Monday, January 24, 2011
Labour, Rooming Houses and Hotels
The building seems to be one of stature with the stateliness of the entrance space and detailing as well as the classical columns on the first floor.
The other day I woke to a slight dusty of snow. Nothing like these picture which I took earlier in the winter of 2010.
The Jones Block shows the difficulty builders and architects were having with acquiring building materials and financing. There are eccentric differences in the detailing between the two halves of the structure which was typical of the haphazard method of building during Vancouver's early years. (Now I am studying the photos to see if I can see the differences. Can you?)

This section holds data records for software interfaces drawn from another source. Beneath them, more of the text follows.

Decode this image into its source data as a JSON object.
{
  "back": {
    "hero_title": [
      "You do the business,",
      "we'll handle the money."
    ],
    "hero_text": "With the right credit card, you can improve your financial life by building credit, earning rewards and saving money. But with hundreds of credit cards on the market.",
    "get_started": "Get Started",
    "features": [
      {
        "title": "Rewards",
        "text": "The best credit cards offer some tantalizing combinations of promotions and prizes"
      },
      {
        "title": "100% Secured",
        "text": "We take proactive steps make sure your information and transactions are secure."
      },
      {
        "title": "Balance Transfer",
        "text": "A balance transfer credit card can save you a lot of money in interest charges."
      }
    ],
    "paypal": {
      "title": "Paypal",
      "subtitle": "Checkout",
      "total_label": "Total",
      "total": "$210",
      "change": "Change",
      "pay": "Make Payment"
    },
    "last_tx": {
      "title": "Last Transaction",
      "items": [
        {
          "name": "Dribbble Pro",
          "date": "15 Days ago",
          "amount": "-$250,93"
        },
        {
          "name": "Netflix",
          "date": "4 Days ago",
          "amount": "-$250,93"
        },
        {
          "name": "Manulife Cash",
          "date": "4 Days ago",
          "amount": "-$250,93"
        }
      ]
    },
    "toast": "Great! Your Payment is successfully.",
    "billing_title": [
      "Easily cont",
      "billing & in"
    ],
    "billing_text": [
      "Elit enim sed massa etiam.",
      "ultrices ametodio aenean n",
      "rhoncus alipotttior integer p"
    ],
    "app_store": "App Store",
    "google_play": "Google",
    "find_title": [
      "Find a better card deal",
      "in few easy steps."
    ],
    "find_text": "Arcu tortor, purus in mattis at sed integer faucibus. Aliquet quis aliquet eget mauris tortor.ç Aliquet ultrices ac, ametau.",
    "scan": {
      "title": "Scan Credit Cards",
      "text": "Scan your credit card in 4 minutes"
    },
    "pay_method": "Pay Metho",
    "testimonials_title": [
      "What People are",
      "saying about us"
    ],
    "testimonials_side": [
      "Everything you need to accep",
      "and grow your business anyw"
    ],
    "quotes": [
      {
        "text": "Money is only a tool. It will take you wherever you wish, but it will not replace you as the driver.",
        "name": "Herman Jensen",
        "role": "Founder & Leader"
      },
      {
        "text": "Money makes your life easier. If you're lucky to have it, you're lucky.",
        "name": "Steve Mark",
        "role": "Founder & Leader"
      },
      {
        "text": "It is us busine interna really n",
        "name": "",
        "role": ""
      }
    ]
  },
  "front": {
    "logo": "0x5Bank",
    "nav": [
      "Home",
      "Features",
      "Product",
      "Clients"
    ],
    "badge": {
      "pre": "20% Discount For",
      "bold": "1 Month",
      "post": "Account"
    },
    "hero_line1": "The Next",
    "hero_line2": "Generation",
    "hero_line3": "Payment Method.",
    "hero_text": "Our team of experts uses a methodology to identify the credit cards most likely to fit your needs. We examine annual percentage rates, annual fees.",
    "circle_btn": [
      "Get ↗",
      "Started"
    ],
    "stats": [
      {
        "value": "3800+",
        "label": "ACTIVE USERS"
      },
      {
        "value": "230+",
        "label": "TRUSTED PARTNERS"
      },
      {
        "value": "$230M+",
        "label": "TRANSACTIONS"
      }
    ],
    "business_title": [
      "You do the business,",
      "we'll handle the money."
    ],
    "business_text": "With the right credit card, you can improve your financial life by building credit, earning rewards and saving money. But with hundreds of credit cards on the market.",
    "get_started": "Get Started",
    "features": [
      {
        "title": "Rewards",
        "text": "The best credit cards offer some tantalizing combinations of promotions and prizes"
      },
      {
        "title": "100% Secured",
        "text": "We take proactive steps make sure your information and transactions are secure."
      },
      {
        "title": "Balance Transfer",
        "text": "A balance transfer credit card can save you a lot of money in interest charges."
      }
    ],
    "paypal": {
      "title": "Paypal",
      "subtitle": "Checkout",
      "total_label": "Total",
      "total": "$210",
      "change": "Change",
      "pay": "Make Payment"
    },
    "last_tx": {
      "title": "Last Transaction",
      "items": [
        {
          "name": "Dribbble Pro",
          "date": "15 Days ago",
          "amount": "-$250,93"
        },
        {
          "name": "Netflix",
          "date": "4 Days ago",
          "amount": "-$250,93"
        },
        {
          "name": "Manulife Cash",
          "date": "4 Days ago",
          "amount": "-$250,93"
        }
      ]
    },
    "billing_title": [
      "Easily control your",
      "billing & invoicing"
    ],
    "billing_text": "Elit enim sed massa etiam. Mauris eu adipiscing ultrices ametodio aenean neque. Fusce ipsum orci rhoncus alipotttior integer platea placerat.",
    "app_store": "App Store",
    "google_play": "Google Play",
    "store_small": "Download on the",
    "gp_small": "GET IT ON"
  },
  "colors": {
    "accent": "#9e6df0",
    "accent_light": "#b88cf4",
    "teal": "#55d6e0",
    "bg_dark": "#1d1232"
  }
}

This fine example of Edwardian era styling has historic value for a few reasons not the least is its association with the architectural firm Grant and Henderson. George William Grant and Alexander Ernest Henderson showed great versatility by styling everything from Arts and Crafts styled residences to institutional, industrial and commercial buildings.
In the early twentieth century Vancouver had a lot of seasonal population and this is an example of the types of rooming houses that sprung up around town. Especially in this area. Loggers, fishermen and those in other seasonal resource trades needed short and long term housing. the upper floors were for rooms to rent and the lower could be for more commercial services.
This three storey brick structure with fourteen foot ceilings originally only had a depth of 66 feet since it followed the British tradition of allowing for courtyard space at the back. In 1909 a printing wing was built in that space for Thomson Brothers, booksellers.
I hope you find the beauty around you.
TAGS:Vancouver, Karen Magill, Parr and Fee, Arlington Hotel,N.S. Hoffar,Fortin Hotel,Victorian,history,